Each entry is to be reproduced verbatim, and images are to be omitted.

> **Data excerpts**
=== Begin Enclosure ===
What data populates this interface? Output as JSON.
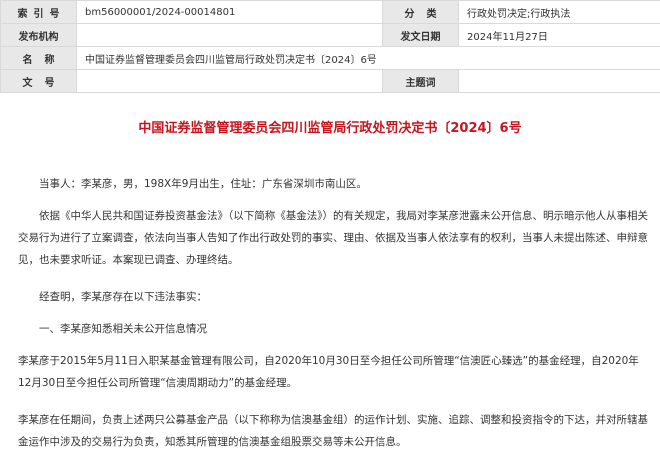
{
  "meta": {
    "index_label": "索引号",
    "index_value": "bm56000001/2024-00014801",
    "category_label": "分类",
    "category_value": "行政处罚决定;行政执法",
    "issuer_label": "发布机构",
    "issuer_value": "",
    "date_label": "发文日期",
    "date_value": "2024年11月27日",
    "name_label": "名称",
    "name_value": "中国证券监督管理委员会四川监管局行政处罚决定书〔2024〕6号",
    "docno_label": "文号",
    "docno_value": "",
    "keywords_label": "主题词",
    "keywords_value": ""
  },
  "document": {
    "title": "中国证券监督管理委员会四川监管局行政处罚决定书〔2024〕6号",
    "paragraphs": [
      "当事人：李某彦，男，198X年9月出生，住址：广东省深圳市南山区。",
      "依据《中华人民共和国证券投资基金法》（以下简称《基金法》）的有关规定，我局对李某彦泄露未公开信息、明示暗示他人从事相关交易行为进行了立案调查，依法向当事人告知了作出行政处罚的事实、理由、依据及当事人依法享有的权利，当事人未提出陈述、申辩意见，也未要求听证。本案现已调查、办理终结。",
      "经查明，李某彦存在以下违法事实：",
      "一、李某彦知悉相关未公开信息情况",
      "李某彦于2015年5月11日入职某基金管理有限公司，自2020年10月30日至今担任公司所管理“信澳匠心臻选”的基金经理，自2020年12月30日至今担任公司所管理“信澳周期动力”的基金经理。",
      "李某彦在任期间，负责上述两只公募基金产品（以下称称为信澳基金组）的运作计划、实施、追踪、调整和投资指令的下达，并对所辖基金运作中涉及的交易行为负责，知悉其所管理的信澳基金组股票交易等未公开信息。"
    ]
  }
}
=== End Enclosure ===
> **Output of the exercise**
What data populates this interface? Output as JSON.
{
  "meta": {
    "index_label": "索引号",
    "index_value": "bm56000001/2024-00014801",
    "category_label": "分类",
    "category_value": "行政处罚决定;行政执法",
    "issuer_label": "发布机构",
    "issuer_value": "",
    "date_label": "发文日期",
    "date_value": "2024年11月27日",
    "name_label": "名称",
    "name_value": "中国证券监督管理委员会四川监管局行政处罚决定书〔2024〕6号",
    "docno_label": "文号",
    "docno_value": "",
    "keywords_label": "主题词",
    "keywords_value": ""
  },
  "document": {
    "title": "中国证券监督管理委员会四川监管局行政处罚决定书〔2024〕6号",
    "paragraphs": [
      "当事人：李某彦，男，198X年9月出生，住址：广东省深圳市南山区。",
      "依据《中华人民共和国证券投资基金法》（以下简称《基金法》）的有关规定，我局对李某彦泄露未公开信息、明示暗示他人从事相关交易行为进行了立案调查，依法向当事人告知了作出行政处罚的事实、理由、依据及当事人依法享有的权利，当事人未提出陈述、申辩意见，也未要求听证。本案现已调查、办理终结。",
      "经查明，李某彦存在以下违法事实：",
      "一、李某彦知悉相关未公开信息情况",
      "李某彦于2015年5月11日入职某基金管理有限公司，自2020年10月30日至今担任公司所管理“信澳匠心臻选”的基金经理，自2020年12月30日至今担任公司所管理“信澳周期动力”的基金经理。",
      "李某彦在任期间，负责上述两只公募基金产品（以下称称为信澳基金组）的运作计划、实施、追踪、调整和投资指令的下达，并对所辖基金运作中涉及的交易行为负责，知悉其所管理的信澳基金组股票交易等未公开信息。"
    ]
  }
}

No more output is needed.